In less than a year after state-run Energy Efficiency Services Ltd (EESL) floated a tender for 10,000 electric cars amid much fanfare, India's EV growth story seems to be headed in a wrong direction. According to a report in Livemint, senior government officials have refused to use electric cars made by homegrown carmakers - Mahindra and Mahindra and Tata Motors - due to poor performance and low mileage.
Out of the first lot of 500 electric vehicles in the first phase, Tata Motors was to supply 350 units of its e-Tigor, and Mahindra & Mahindra got the order for 150 cars. "Both models failed to run even 80-82km on a single charge within city limits," the report quoted an official from the ministry as saying. Battery capacity was not up to the mark, compared to global standards, it said.
Taking into consideration the shortcomings of e-Verito, Mahindra is now developing a new electric vehicle that gives more mileage, the report added.
EESL, a joint venture of four power public sector units, which is spearheading electrification of the 5-lakh odd cars used by the government for official use told the daily: "Since it is a new technology, we wanted to gain confidence on our products before delivering it to our clients... We will be deploying about 200-250 electric vehicles by mid-July. The conditions of the second tender are being re-evaluated and will be released soon. EESL will continue to enable more energy and fuel savings by creating a robust market for e-mobility in India."
Earlier this year, EESL pushed back its plans for putting the first batch of battery-driven cars - procured under the first tender floated last August - on the roads by nearly a year. This was mainly due to the lack of infrastructure in terms of charging points for e-vehicles.
EESL had floated a tender for 4,000 charging stations in September last year, around the same time as its tender for cars, but it had to be scrapped due to the lack of clarity on specifications and the criteria for testing the chargers. Then, it invited a snap bid for 300 charging stations in late October, which also had to be cancelled.
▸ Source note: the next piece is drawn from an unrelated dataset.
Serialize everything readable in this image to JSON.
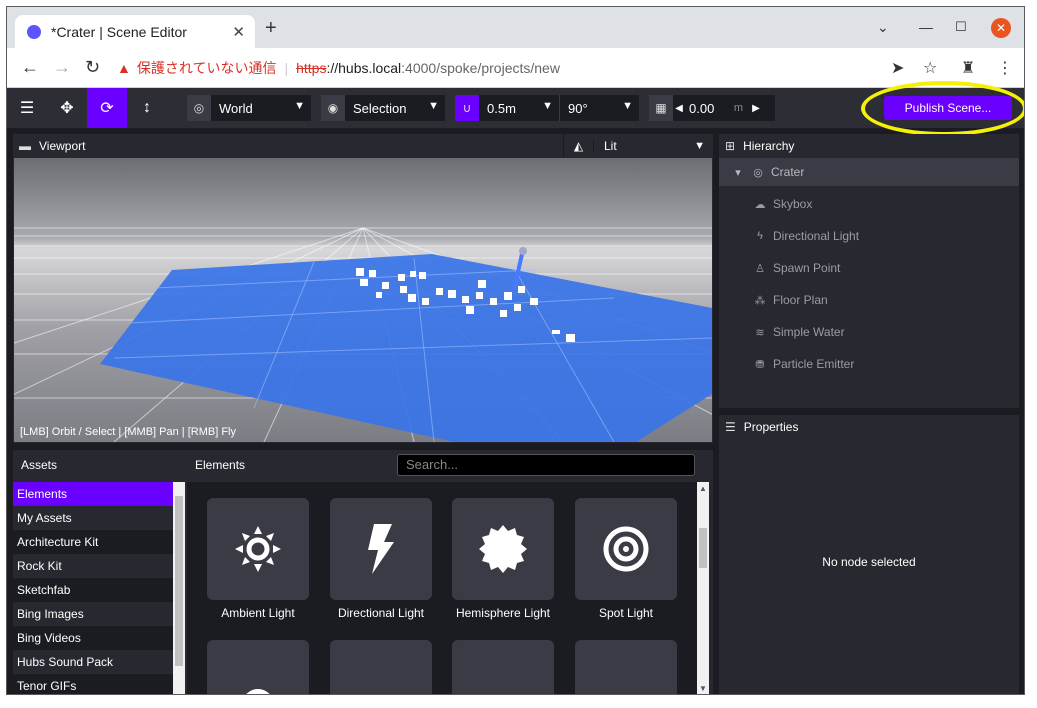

After that, another tender for setting up of 250 charging stations in Delhi-NCR was floated in November; it was awarded to Exicom Power Solutions and EVI Technologies.
Tata Motors had won the tender with a winning bid of Rs 11.2 lakh for its electric Tata Tigor, a price that was later matched by Mahindra & Mahindra for its e-Verito in the first phase of procuring 500 vehicles.